Excerpts from a dataset:
********
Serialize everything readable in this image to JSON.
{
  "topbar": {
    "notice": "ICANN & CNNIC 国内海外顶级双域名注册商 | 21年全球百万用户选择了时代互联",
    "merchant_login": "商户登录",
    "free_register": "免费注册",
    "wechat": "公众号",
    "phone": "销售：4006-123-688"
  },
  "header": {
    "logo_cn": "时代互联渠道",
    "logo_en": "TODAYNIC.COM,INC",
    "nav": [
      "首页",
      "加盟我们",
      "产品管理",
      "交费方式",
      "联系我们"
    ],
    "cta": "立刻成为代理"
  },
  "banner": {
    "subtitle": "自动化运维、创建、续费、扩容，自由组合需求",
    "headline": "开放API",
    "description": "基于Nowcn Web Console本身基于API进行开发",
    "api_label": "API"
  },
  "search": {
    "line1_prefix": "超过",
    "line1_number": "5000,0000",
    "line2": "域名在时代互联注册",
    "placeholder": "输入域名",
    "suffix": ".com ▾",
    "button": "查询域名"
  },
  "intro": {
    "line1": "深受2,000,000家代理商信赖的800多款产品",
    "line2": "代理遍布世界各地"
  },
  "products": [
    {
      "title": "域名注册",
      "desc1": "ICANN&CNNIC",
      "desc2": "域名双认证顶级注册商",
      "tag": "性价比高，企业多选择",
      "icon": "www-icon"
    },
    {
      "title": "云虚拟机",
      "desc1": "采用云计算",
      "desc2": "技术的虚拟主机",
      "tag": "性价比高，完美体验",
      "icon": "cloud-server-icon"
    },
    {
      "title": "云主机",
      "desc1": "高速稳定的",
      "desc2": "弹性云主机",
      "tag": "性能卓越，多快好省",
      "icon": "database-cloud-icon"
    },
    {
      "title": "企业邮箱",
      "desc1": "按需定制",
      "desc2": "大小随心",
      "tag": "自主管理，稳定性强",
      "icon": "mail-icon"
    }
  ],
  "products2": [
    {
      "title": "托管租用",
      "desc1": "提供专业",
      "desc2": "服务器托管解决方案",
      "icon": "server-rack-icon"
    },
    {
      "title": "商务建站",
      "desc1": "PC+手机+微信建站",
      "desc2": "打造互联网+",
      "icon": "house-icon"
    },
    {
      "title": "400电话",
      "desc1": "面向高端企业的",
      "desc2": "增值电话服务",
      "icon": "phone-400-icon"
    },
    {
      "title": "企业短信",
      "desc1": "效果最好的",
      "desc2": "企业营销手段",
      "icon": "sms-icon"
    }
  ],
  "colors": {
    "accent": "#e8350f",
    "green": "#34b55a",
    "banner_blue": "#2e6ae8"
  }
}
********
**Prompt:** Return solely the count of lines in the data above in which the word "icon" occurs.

**Reply:** 8